» Task objective
Among the entries below, find the lines with the word "chrome" and return them.

» Records for the task
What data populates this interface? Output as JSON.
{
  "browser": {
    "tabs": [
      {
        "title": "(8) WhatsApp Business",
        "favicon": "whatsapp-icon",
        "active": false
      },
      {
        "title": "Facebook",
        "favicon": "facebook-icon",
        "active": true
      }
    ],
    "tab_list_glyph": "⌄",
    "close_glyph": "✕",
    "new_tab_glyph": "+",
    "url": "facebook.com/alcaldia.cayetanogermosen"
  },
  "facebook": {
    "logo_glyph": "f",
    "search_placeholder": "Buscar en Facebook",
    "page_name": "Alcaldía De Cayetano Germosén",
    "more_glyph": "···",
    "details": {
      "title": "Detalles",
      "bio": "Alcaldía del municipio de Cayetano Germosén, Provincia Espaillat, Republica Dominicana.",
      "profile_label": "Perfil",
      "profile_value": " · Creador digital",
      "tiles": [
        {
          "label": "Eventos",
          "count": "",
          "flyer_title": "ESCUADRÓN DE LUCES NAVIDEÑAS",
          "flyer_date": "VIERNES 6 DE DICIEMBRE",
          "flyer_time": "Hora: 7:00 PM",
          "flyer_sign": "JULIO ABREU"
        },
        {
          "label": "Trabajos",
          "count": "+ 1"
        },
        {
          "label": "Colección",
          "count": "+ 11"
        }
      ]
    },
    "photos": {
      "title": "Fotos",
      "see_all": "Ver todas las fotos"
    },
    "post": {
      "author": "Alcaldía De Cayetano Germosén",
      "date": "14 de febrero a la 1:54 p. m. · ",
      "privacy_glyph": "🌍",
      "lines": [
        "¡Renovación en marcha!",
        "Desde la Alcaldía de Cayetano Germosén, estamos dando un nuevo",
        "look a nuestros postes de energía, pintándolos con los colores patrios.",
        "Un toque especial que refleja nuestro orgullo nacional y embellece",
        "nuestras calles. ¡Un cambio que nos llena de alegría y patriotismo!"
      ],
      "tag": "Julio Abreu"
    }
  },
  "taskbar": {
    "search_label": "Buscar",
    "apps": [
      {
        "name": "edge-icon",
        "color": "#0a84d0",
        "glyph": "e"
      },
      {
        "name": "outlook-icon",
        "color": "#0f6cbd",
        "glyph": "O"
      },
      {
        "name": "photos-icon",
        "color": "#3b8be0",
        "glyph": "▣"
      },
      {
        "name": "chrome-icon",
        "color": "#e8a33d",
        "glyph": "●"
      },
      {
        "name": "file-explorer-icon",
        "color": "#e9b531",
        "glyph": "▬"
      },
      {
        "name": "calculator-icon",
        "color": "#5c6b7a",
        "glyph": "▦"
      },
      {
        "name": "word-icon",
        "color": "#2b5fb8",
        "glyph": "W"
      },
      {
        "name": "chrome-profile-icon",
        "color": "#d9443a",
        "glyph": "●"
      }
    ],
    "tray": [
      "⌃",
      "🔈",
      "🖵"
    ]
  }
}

» Answer to this exercise
        "name": "chrome-icon",
        "name": "chrome-profile-icon",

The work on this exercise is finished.